───── ENTRIES PROVIDED
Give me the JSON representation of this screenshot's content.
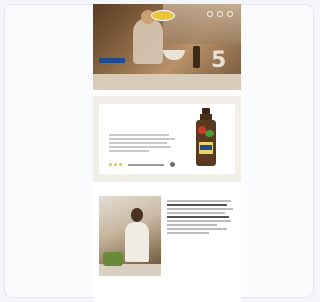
{
  "colors": {
    "brand_blue": "#1e4a8f",
    "brand_yellow": "#e8c63a",
    "band_bg": "#f2eee8"
  },
  "icons": [
    "logo-icon",
    "search-icon",
    "account-icon",
    "cart-icon",
    "product-bottle-icon"
  ]
}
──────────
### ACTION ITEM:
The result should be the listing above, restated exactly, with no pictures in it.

### ANSWER AREA:
Give me the JSON representation of this screenshot's content.
{
  "colors": {
    "brand_blue": "#1e4a8f",
    "brand_yellow": "#e8c63a",
    "band_bg": "#f2eee8"
  },
  "icons": [
    "logo-icon",
    "search-icon",
    "account-icon",
    "cart-icon",
    "product-bottle-icon"
  ]
}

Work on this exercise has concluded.